Here’s a bit behind the thought process we put into the new assignment:

  • Constraints: We wanted to ensure that our assignment was open-ended. If candidates write in with questions like, “Should I do this or that?”, our answer is generally, “We look forward to seeing what you come up with.” Our thinking is that we want candidates to reason about their design choices, how they test their code, what libraries (if any) they choose to incorporate, and why they’ve made the decisions they did. Rather than expecting the submissions to look one way (truly, we don’t), we look forward to reviewing what candidates turn in. Simple problems require simple solutions, and clean code is clean code, but there’s not always one correct answer, and we’re open to variety. We always make a point to ask about a candidate’s thought process in the in-person interview.
  • Quirks: We built in a minor oddity or two. We did this because we want to see how candidates work around an issue, should they choose to address it.
  • Complexity: Ultimately, the complexity in our assignment is holistic. We’re not just looking at how clean a candidate’s code is but also at how they’ve architected their gem or library, what their testing strategy looks like, and the design patterns they’ve utilized. We’re looking at the big picture, so to speak.
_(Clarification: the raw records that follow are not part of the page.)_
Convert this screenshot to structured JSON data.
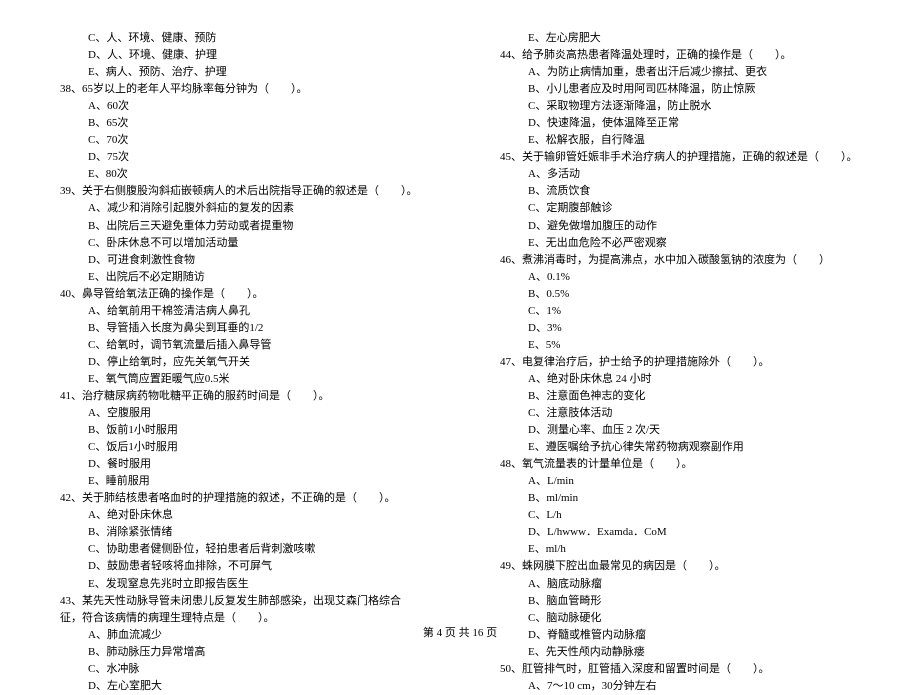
{
  "left": {
    "opts_pre": [
      "C、人、环境、健康、预防",
      "D、人、环境、健康、护理",
      "E、病人、预防、治疗、护理"
    ],
    "q38": "38、65岁以上的老年人平均脉率每分钟为（　　）。",
    "q38_opts": [
      "A、60次",
      "B、65次",
      "C、70次",
      "D、75次",
      "E、80次"
    ],
    "q39": "39、关于右侧腹股沟斜疝嵌顿病人的术后出院指导正确的叙述是（　　）。",
    "q39_opts": [
      "A、减少和消除引起腹外斜疝的复发的因素",
      "B、出院后三天避免重体力劳动或者提重物",
      "C、卧床休息不可以增加活动量",
      "D、可进食刺激性食物",
      "E、出院后不必定期随访"
    ],
    "q40": "40、鼻导管给氧法正确的操作是（　　）。",
    "q40_opts": [
      "A、给氧前用干棉签清洁病人鼻孔",
      "B、导管插入长度为鼻尖到耳垂的1/2",
      "C、给氧时，调节氧流量后插入鼻导管",
      "D、停止给氧时，应先关氧气开关",
      "E、氧气筒应置距暖气应0.5米"
    ],
    "q41": "41、治疗糖尿病药物吡糖平正确的服药时间是（　　）。",
    "q41_opts": [
      "A、空腹服用",
      "B、饭前1小时服用",
      "C、饭后1小时服用",
      "D、餐时服用",
      "E、睡前服用"
    ],
    "q42": "42、关于肺结核患者咯血时的护理措施的叙述，不正确的是（　　）。",
    "q42_opts": [
      "A、绝对卧床休息",
      "B、消除紧张情绪",
      "C、协助患者健侧卧位，轻拍患者后背刺激咳嗽",
      "D、鼓励患者轻咳将血排除，不可屏气",
      "E、发现窒息先兆时立即报告医生"
    ],
    "q43": "43、某先天性动脉导管未闭患儿反复发生肺部感染，出现艾森门格综合征，符合该病情的病理生理特点是（　　）。",
    "q43_opts": [
      "A、肺血流减少",
      "B、肺动脉压力异常增高",
      "C、水冲脉",
      "D、左心室肥大"
    ]
  },
  "right": {
    "opts_pre": [
      "E、左心房肥大"
    ],
    "q44": "44、给予肺炎高热患者降温处理时，正确的操作是（　　）。",
    "q44_opts": [
      "A、为防止病情加重，患者出汗后减少擦拭、更衣",
      "B、小儿患者应及时用阿司匹林降温，防止惊厥",
      "C、采取物理方法逐渐降温，防止脱水",
      "D、快速降温，使体温降至正常",
      "E、松解衣服，自行降温"
    ],
    "q45": "45、关于输卵管妊娠非手术治疗病人的护理措施，正确的叙述是（　　）。",
    "q45_opts": [
      "A、多活动",
      "B、流质饮食",
      "C、定期腹部触诊",
      "D、避免做增加腹压的动作",
      "E、无出血危险不必严密观察"
    ],
    "q46": "46、煮沸消毒时，为提高沸点，水中加入碳酸氢钠的浓度为（　　）",
    "q46_opts": [
      "A、0.1%",
      "B、0.5%",
      "C、1%",
      "D、3%",
      "E、5%"
    ],
    "q47": "47、电复律治疗后，护士给予的护理措施除外（　　）。",
    "q47_opts": [
      "A、绝对卧床休息 24 小时",
      "B、注意面色神志的变化",
      "C、注意肢体活动",
      "D、测量心率、血压 2 次/天",
      "E、遵医嘱给予抗心律失常药物病观察副作用"
    ],
    "q48": "48、氧气流量表的计量单位是（　　）。",
    "q48_opts": [
      "A、L/min",
      "B、ml/min",
      "C、L/h",
      "D、L/hwww．Examda．CoM",
      "E、ml/h"
    ],
    "q49": "49、蛛网膜下腔出血最常见的病因是（　　）。",
    "q49_opts": [
      "A、脑底动脉瘤",
      "B、脑血管畸形",
      "C、脑动脉硬化",
      "D、脊髓或椎管内动脉瘤",
      "E、先天性颅内动静脉瘘"
    ],
    "q50": "50、肛管排气时，肛管插入深度和留置时间是（　　）。",
    "q50_opts": [
      "A、7～10 cm，30分钟左右"
    ]
  },
  "footer": "第 4 页 共 16 页"
}
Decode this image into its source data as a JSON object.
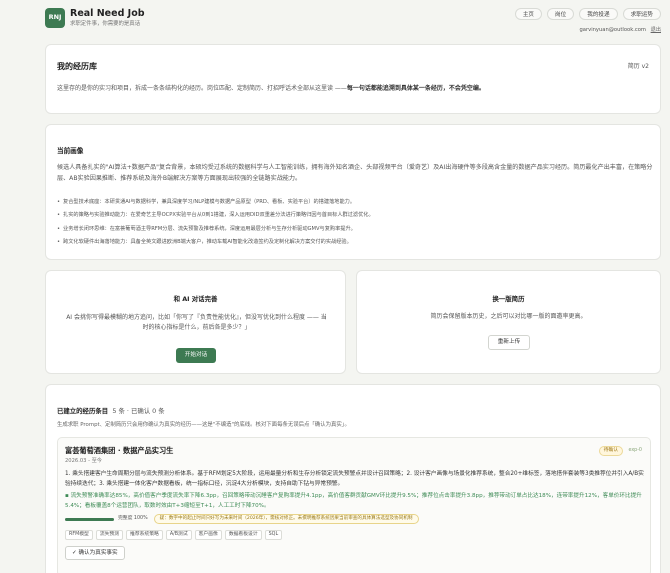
{
  "brand": {
    "logo": "RNJ",
    "name": "Real Need Job",
    "tagline": "求职定件事，你需要的是真话",
    "accent": "#3d7a52"
  },
  "nav": [
    "主页",
    "岗位",
    "我的投递",
    "求职运势"
  ],
  "user": {
    "email": "garvinyuan@outlook.com",
    "logout": "退出"
  },
  "library": {
    "title": "我的经历库",
    "version": "简历 v2",
    "desc_plain": "这里存的是你的实习和项目，拆成一条条结构化的经历。岗位匹配、定制简历、打招呼话术全部从这里读 ——",
    "desc_bold": "每一句话都能追溯到具体某一条经历，不会凭空编。"
  },
  "summary": {
    "title": "当前画像",
    "para": "候选人具备扎实的\"AI算法+数据产品\"复合背景，本硕均受过系统的数据科学与人工智能训练，拥有海外知名酒企、头部视频平台（爱奇艺）及AI出海硬件等多段高含金量的数据产品实习经历。简历最化产出丰富，在策略分层、AB实验因果推断、推荐系统及海外B端解决方案等方面展现出较强的全链路实战能力。",
    "bullets": [
      "复合型技术底座：本研贯通AI与数据科学，兼具深度学习/NLP建模与数据产品原型（PRD、看板、实验平台）的搭建落地能力。",
      "扎实的策略与实验推动能力：在爱奇艺主导OCPX实验平台从0到1搭建，深入运用DID双重差分法进行策略归因与首目标人群过滤优化。",
      "业务增长闭环思维：在富荟葡萄酒主导RFM分层、流失预警及推荐系统，深度运用最层分析与生存分析驱动GMV与复购率提升。",
      "跨文化软硬件出海落地能力：具备全英文跟进欧洲B端大客户，推动车载AI智能化改造签约及定制化解决方案交付的实战经验。"
    ]
  },
  "chat": {
    "title": "和 AI 对话完善",
    "desc": "AI 会挑你写得最模糊的地方追问，比如「你写了『负责性能优化』，但没写优化到什么程度 —— 当时的核心指标是什么，前后各是多少？」",
    "button": "开始对话"
  },
  "reupload": {
    "title": "换一版简历",
    "desc": "简历会保留版本历史，之后可以对比哪一版的面邀率更高。",
    "button": "重新上传"
  },
  "entries_section": {
    "title": "已建立的经历条目",
    "counts": "5 条 · 已确认 0 条",
    "hint": "生成求职 Prompt、定制简历只会用你确认为真实的经历——这是\"不编造\"的底线。核对下面每条无误后点「确认为真实」。"
  },
  "entry": {
    "title": "富荟葡萄酒集团 · 数据产品实习生",
    "date": "2026.03 - 至今",
    "status": "待确认",
    "id": "exp-0",
    "body": "1. 乘头搭建客户生命周期分层与流失预测分析体系。基于RFM划定5大阶段，运用最量分析和生存分析锁定流失预警点并设计召回策略；2. 设计客户画像与场景化推荐系统，整合20+维标签，落地搭伴套装等3类推荐位并引入A/B实验持续迭代；3. 乘头搭建一体化客户数据看板，统一指标口径，沉淀4大分析模块，支持自助下钻与异常预警。",
    "highlight": "流失预警准确率达85%，高价值客户季度流失率下降6.3pp，召回策略带动沉睡客户复购率提升4.1pp，高价值客群贡献GMV环比提升9.5%；推荐位点击率提升3.8pp，推荐带动订单占比达18%，连带率提升12%，客单价环比提升5.4%；看板覆盖8个运营团队，取数时效由T+3缩短至T+1，人工工时下降70%。",
    "completeness_label": "完整度 100%",
    "completeness_value": 100,
    "warning": "疑：数字中的起止时间只好写为未来时间（2026年），需核对修正。未撰明推荐系统因果当前审查的具体算法选型及协同机制",
    "tags": [
      "RFM模型",
      "流失预测",
      "推荐系统策略",
      "A/B测试",
      "客户画像",
      "数据看板设计",
      "SQL"
    ],
    "confirm_button": "✓ 确认为真实事实"
  }
}
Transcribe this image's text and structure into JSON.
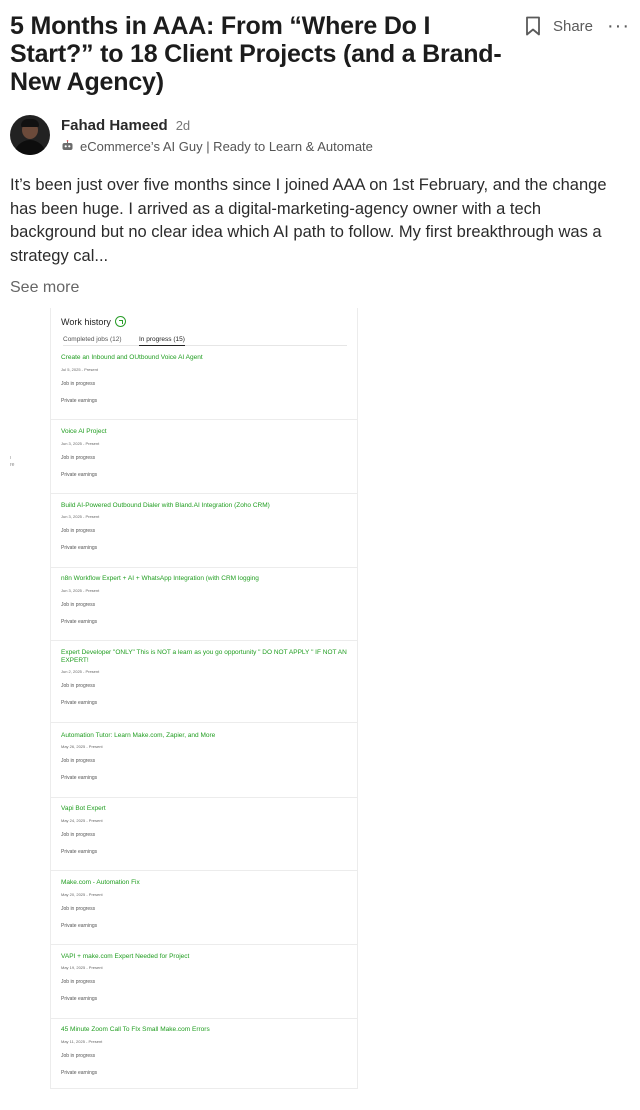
{
  "post": {
    "title": "5 Months in AAA: From “Where Do I Start?” to 18 Client Projects (and a Brand-New Agency)",
    "share_label": "Share",
    "more_label": "···",
    "author_name": "Fahad Hameed",
    "age": "2d",
    "tagline": "eCommerce’s AI Guy | Ready to Learn & Automate",
    "body": "It’s been just over five months since I joined AAA on 1st February, and the change has been huge. I arrived as a digital-marketing-agency owner with a tech background but no clear idea which AI path to follow. My first breakthrough was a strategy cal...",
    "see_more": "See more"
  },
  "icons": {
    "bookmark": "bookmark-icon",
    "more": "more-options-icon",
    "robot": "robot-icon",
    "refresh": "refresh-icon"
  },
  "colors": {
    "job_link": "#1f9d1f"
  },
  "screenshot": {
    "title": "Work history",
    "tabs": [
      "Completed jobs (12)",
      "In progress (15)"
    ],
    "stray_text": [
      "ı",
      "re"
    ],
    "jobs": [
      {
        "title": "Create an Inbound and OUtbound Voice AI Agent",
        "date": "Jul 5, 2025 - Present",
        "status": "Job in progress",
        "earnings": "Private earnings"
      },
      {
        "title": "Voice AI Project",
        "date": "Jun 3, 2025 - Present",
        "status": "Job in progress",
        "earnings": "Private earnings"
      },
      {
        "title": "Build AI-Powered Outbound Dialer with Bland.AI Integration (Zoho CRM)",
        "date": "Jun 3, 2025 - Present",
        "status": "Job in progress",
        "earnings": "Private earnings"
      },
      {
        "title": "n8n Workflow Expert + AI + WhatsApp Integration (with CRM logging",
        "date": "Jun 3, 2025 - Present",
        "status": "Job in progress",
        "earnings": "Private earnings"
      },
      {
        "title": "Expert Developer \"ONLY\" This is NOT a learn as you go opportunity \" DO NOT APPLY \" IF NOT AN EXPERT!",
        "date": "Jun 2, 2025 - Present",
        "status": "Job in progress",
        "earnings": "Private earnings"
      },
      {
        "title": "Automation Tutor: Learn Make.com, Zapier, and More",
        "date": "May 26, 2025 - Present",
        "status": "Job in progress",
        "earnings": "Private earnings"
      },
      {
        "title": "Vapi Bot Expert",
        "date": "May 24, 2025 - Present",
        "status": "Job in progress",
        "earnings": "Private earnings"
      },
      {
        "title": "Make.com - Automation Fix",
        "date": "May 20, 2025 - Present",
        "status": "Job in progress",
        "earnings": "Private earnings"
      },
      {
        "title": "VAPI + make.com Expert Needed for Project",
        "date": "May 19, 2025 - Present",
        "status": "Job in progress",
        "earnings": "Private earnings"
      },
      {
        "title": "45 Minute Zoom Call To FIx Small Make.com Errors",
        "date": "May 11, 2025 - Present",
        "status": "Job in progress",
        "earnings": "Private earnings"
      }
    ]
  }
}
In designing our take-home, we wanted to provide candidates as blank a canvas as possible to work with — we love seeing the submissions.
  • Timing: We wanted to provide candidates with a challenge that we felt was manageable within a reasonable timeframe. We decided our assignment should take as few as two hours (assuming the candidate is familiar with the type of problem). Of course, with any challenge, one could spend 10 or more hours working on it, but we don’t want that. If a candidate finds they’re spending too long on the assignment, we’d welcome clarifying notes in the readme, code comments, or pending tests that explain what else they might have done.

Next steps

We’ve now been using the new take-home for a little over a month and it’s been very smooth sailing. However, we’re already thinking of building another version, or possibly even scrapping the one we currently have. Some ideas we’ve bounced around:

  • Rather than asking candidates to write a gem or library that wraps an API, we could give them one we’ve written and have them write the API that makes it work.
  • Have the candidate write both the gem or library and the API.
  • Build in some more algorithm-heavy challenges (akin to problems candidates are given in traditional whiteboarding sessions).

We’re open to ideas and are keen to iterate upon what we have in order to ensure we get the most representative sample of a candidate’s abilities. Ultimately, that’s the goal.


We’re excited to see what candidates hand in to us. Given the open-ended nature of our take-home, we’ve had candidates take it upon themselves to build (and even deploy) their own APIs complete with front-ends for us to play around with. (Totally not necessary, but that kind of extra effort definitely earns some brownie points.) Our hope is that in providing minimal constraints, candidates will feel free to architect a solution that makes the most sense to them, and then tell us why.

My first day at Teachable: hanging out with new colleagues at the annual retreat in upstate NY, hosted by Camp No Counselors